Exercise details →
Look through the entries for the string "icon", and copy each line that holds it.

Source records →

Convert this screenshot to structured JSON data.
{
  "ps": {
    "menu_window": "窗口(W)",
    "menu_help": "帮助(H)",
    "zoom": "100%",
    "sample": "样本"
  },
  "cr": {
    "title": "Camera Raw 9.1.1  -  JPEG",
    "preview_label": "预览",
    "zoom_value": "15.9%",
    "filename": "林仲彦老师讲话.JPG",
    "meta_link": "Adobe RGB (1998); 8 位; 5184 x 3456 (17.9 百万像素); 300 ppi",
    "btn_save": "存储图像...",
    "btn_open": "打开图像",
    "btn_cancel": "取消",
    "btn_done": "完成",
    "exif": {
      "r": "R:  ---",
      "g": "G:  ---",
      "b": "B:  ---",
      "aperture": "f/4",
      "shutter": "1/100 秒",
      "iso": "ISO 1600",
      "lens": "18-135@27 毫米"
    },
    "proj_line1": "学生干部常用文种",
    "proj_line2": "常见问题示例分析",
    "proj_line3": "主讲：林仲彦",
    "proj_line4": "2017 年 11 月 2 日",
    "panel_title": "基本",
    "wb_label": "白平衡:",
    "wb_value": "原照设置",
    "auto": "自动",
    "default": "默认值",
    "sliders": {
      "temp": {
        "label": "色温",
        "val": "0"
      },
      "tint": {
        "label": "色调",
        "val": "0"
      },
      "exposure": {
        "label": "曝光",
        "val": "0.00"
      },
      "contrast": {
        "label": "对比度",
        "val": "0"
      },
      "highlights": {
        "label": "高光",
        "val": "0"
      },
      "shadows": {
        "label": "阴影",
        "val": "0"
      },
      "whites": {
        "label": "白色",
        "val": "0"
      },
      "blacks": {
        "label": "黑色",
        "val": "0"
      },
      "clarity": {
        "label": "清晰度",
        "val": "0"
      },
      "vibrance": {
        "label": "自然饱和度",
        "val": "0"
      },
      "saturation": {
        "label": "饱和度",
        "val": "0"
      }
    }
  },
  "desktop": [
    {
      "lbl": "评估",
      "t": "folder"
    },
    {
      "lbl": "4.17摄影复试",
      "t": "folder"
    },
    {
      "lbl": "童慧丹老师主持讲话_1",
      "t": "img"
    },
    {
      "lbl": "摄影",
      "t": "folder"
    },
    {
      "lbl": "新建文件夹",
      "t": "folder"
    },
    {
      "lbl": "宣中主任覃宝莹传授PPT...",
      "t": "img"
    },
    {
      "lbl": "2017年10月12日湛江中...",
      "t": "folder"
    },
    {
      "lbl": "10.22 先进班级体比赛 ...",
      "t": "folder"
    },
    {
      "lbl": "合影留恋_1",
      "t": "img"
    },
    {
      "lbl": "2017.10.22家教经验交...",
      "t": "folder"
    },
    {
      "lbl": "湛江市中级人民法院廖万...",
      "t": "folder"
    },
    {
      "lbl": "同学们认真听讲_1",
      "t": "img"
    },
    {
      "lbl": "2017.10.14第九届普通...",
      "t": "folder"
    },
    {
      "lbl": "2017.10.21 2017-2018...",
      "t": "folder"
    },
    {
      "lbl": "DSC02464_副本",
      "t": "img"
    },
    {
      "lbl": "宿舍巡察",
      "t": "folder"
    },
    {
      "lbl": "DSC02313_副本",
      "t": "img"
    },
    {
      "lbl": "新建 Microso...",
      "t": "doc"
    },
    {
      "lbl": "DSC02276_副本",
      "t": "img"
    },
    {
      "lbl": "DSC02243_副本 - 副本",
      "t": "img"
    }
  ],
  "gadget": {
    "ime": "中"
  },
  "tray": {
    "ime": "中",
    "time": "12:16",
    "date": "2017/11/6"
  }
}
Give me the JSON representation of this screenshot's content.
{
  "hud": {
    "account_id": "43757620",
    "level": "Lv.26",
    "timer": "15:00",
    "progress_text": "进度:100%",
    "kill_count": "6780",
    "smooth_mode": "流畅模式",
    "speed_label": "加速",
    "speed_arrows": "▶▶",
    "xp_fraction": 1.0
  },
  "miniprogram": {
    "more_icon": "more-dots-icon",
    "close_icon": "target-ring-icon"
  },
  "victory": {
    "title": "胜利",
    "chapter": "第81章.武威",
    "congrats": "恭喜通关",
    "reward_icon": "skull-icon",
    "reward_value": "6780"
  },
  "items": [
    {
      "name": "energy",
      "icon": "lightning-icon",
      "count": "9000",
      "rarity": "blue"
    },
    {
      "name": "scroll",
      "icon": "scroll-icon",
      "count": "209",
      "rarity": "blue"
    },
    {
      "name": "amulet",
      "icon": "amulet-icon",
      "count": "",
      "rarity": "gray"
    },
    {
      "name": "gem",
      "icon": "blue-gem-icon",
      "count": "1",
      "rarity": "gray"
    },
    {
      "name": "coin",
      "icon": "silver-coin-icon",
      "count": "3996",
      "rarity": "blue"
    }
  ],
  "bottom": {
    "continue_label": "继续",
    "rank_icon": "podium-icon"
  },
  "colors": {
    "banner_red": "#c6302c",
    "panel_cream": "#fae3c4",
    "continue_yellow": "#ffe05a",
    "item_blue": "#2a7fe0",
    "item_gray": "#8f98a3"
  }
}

Result below →
    "more_icon": "more-dots-icon",
    "close_icon": "target-ring-icon"
    "reward_icon": "skull-icon",
      "icon": "lightning-icon",
      "icon": "scroll-icon",
      "icon": "amulet-icon",
      "icon": "blue-gem-icon",
      "icon": "silver-coin-icon",
    "rank_icon": "podium-icon"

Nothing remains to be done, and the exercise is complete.